So in the oven with some ice cubes she went. Once in the oven, I dropped the temp to 230C. Cooking time was 45mins, with a turn around at 1/2 time (my oven has a hot spot in back left hand corner). The loaf surprised me by having some good oven spring, and I wasn't surprised at a couple of small blow outs that correspond with the said hot spot.
I didn't write down how long I waited before I sliced it open - usually I'm pretty hopeless at waiting! But I have read so many times how other folk have waited before slicing rye loaves, so I believe this one got to wait till the next morning. Actually I do remember, because I took half of this loaf up to Mum and Dad's on the Sunday, to go with the lunch I made for them for Mother's day. So it would have sat for at least 18hrs prior to slicing - which is a record for me!
The crumb was outstanding! Soft, even texture, moist, and most delicious! My father even had several slices and he "can't be bothered with brownish breads", and even commented on how nice it was! So that's saying something :o).
This bread was different to make, and despite the disastrous first attempt, it was well worth the effort of figuring out what went wrong. Definitely one of my favourite loaves in the book so far, and one I'd make over and over.

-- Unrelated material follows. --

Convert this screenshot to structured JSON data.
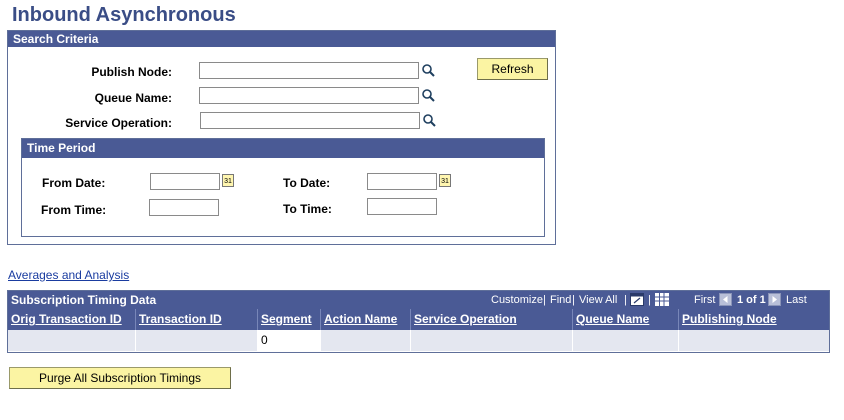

Special thanks to LD for his formula correction!
Happiness is making bread!
Looks like it turned out great. The slices of your bread even look like mine. I cooked mine in a Dutch Oven which kept it from spreading out. I'm not sure if that is that big of a deal but the most important thing is the bread turned out to be something that you can eat instead of a brick.
Thanks for finding the mistake. Such a simple typo can create so much havoc in a recipe. Made the correction in my book in ink, so it is permanent. Your bread looks delicious. Will have to try it soon, as I love rye bread & I'm even getting hubby to like it too. Thanks to LD for the formula correction. Happy Baking! M
That looks like a great loaf. I did a rye the other day with 500g rye/ 500g plain and it was a bit heavier than I like. I've only just joined this site - what's the book you're using? I use the Tartine method, only because that's what I got last Christmas, and that's what's working for me right now! I'd love to be able to do a ligher, fluffier rye (not in rye content, just texture).
The name of the book is "Local Breads".
I was just in the process of making an Auvergne Brick myself and thought to do an internet search.... Glad to find this!
I was just at the shaping stage, so added water, though 100g more seemed plenty to me (I guess we'll find out!).
I had heard on another site that there was a new edition coming, but the publisher knows nothing and the Bread Alone people aren't responding. I don't know where this blog is you mention, either; maybe gone by now?
I have since made this twice more, so altogether an additional 100, 150, and 125g of water, this last time with stoneground rye.
The stoneground rye ended up a little moist for my taste (it didn't do the surface cracking, so maybe there's more to that), so henceforth I am incline to stick with 100g additional and only increase it if it seems necessary.
I'm sure the type of flour, among other things, will affect results, so I don't propose this as a "universal" solution!!